Maneuverability and safe handling techniques are enhanced because the gun is controlled by up to three points of body contact directing the gun. Depending on the user, the balance and dimensions of the gun can be custom-tailored to achieve optimum fit to the primary operator. However, the default may be to the smallest user to ensure maximum utility.
Accessorizing the pistol-caliber carbine to enhance its usefulness has a near-infinite number of options. Lights, lasers, sights, slings and other attachments abound. One should be careful in the selection of options, however, making sure to choose what is needed and leaving what is not necessary on the shelf. Weight and dimensions can be detriments, particularly over extended periods of use. Along those lines, it is a good idea for a PCC to have a sling, which will enable the user to secure the firearm without losing contact with it. The sling for a long gun often serves as a holster does for a handgun in that the sling is an essential item when it is necessary to go hands-free.
Although the short-barreled rifle and the AR-style pistol can be purchased in rifle calibers such as the 5.56 or .223 Remington, the pistol-caliber cartridges tend to be more compatible for home defense. A major reason for this is what happens at the muzzle when the gun is fired, especially in an enclosed space such as a hallway or bedroom. Rifle cartridges are designed to be fired in longer barrels, which will maximize the energy potential of the propellant charge. They are also loaded to higher pressures than pistol cartridges.
In a short barrel, much of the propellant is burned outside of the muzzle, which generates large amounts of both flash and blast. This can be deafening and disorientating in a confined area. Added to that phenomenon is the sound that is created by the bullet traveling at supersonic speeds. Even with the addition of a sound suppressor, the report from the muzzle of just one round fired is enough to distract and disorient anyone close by.
Conversely, pistol calibers such as the 9mm Parabellum, .40 S&W, 10mm Automatic and .45 ACP can all be purchased in subsonic loadings for defensive purposes, which will significantly attenuate the noise, flash and blast at the muzzle. With the addition of a quality suppressor, the noise generated by the pistol-caliber carbine or similar firearm is negligible for one or multiple shots.
A Solid Selection for any Home
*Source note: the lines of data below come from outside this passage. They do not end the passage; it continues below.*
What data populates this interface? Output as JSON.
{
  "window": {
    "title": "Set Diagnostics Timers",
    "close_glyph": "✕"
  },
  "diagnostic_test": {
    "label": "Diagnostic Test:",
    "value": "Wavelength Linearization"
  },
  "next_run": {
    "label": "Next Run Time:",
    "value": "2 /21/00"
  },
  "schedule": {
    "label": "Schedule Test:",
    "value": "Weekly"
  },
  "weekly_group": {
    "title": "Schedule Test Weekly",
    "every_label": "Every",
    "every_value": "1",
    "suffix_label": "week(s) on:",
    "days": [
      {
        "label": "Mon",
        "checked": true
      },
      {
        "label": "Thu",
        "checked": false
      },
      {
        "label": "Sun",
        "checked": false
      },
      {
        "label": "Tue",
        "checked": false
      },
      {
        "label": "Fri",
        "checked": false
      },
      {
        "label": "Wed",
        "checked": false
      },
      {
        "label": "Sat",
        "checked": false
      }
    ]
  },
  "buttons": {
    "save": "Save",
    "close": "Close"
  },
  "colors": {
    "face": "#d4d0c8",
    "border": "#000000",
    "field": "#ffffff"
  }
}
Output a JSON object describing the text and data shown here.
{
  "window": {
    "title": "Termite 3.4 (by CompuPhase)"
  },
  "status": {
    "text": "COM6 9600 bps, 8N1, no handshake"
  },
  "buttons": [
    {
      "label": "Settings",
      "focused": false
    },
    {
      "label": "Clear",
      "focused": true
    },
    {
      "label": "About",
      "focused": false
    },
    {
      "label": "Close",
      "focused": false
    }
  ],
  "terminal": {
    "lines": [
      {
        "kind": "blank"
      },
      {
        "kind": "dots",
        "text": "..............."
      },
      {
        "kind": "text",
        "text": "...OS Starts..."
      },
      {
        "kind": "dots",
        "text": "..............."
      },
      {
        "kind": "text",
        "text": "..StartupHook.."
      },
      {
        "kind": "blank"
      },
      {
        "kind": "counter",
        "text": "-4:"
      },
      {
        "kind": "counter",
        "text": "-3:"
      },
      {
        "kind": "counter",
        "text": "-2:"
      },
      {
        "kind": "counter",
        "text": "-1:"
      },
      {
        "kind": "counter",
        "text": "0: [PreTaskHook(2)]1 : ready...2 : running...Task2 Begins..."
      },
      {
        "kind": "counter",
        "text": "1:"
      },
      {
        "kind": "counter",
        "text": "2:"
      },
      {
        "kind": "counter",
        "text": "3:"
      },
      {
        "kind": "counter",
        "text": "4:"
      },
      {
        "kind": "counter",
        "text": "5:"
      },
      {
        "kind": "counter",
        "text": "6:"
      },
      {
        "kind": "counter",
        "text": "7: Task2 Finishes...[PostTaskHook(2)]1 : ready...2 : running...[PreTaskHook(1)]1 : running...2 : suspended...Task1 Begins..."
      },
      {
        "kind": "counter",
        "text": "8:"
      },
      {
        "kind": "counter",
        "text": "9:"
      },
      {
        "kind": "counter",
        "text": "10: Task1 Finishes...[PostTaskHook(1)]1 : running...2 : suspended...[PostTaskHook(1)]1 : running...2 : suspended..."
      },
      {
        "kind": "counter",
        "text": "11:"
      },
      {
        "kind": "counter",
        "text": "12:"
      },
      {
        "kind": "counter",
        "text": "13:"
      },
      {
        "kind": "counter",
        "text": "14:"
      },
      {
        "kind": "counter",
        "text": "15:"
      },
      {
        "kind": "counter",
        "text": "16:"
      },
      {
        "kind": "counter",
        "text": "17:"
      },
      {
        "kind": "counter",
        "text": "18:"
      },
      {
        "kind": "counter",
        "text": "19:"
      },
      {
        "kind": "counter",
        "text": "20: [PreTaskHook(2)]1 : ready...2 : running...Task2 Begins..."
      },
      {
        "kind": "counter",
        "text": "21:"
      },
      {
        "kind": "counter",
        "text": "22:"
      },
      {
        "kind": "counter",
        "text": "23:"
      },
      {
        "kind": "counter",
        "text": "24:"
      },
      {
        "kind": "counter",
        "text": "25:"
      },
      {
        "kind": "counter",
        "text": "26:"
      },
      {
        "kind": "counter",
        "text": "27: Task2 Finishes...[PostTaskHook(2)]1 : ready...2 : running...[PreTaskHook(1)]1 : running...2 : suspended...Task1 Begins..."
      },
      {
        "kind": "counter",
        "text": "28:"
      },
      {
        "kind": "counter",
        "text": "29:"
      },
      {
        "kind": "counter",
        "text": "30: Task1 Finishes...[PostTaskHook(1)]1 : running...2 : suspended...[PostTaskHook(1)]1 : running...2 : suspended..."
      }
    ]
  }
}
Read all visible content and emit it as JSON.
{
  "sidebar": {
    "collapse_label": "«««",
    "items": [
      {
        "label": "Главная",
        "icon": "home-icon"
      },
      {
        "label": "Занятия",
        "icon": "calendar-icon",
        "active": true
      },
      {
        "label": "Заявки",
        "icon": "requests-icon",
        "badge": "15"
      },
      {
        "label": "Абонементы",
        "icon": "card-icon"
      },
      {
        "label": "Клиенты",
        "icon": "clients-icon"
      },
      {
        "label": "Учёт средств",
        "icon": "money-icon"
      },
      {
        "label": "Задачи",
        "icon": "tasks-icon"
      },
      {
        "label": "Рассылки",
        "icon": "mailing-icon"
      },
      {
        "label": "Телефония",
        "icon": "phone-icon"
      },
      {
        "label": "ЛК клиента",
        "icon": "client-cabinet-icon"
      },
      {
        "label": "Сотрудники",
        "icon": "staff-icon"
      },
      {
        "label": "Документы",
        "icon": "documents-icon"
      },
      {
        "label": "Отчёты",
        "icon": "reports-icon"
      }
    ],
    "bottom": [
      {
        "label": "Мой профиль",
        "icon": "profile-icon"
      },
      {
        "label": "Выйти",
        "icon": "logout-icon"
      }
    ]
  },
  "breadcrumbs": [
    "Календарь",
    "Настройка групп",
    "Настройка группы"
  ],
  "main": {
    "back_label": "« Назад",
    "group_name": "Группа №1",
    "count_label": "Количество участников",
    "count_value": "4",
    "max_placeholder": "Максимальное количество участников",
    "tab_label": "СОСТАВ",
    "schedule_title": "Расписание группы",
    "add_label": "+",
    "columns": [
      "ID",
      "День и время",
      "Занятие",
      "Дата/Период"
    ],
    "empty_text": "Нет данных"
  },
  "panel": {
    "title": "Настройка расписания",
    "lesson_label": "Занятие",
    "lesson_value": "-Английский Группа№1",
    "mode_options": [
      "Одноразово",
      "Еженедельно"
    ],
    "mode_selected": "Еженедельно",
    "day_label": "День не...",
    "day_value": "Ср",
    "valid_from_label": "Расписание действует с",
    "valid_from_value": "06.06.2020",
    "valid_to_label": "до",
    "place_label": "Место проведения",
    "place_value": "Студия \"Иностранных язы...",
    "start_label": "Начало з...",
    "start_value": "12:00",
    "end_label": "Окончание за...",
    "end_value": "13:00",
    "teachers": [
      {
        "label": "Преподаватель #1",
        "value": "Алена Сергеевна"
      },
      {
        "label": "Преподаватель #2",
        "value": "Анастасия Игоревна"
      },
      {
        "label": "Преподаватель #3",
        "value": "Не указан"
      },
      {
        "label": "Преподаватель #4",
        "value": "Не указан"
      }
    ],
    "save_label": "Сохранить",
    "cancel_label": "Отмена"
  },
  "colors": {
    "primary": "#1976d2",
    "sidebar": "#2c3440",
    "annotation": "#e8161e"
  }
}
The pistol-caliber carbine is a good all-around choice for anyone who needs a firearm for home- and personal-defense purposes. It is a viable option for the one-gun family and has the benefits of both a handgun and a rifle. Atop that, having the knowledge and ability to effectively teach the concepts and techniques of the pistol-caliber carbine adds a useful dimension to any firearms instructor’s curriculum. And aside from that, boy is it ever fun to shoot!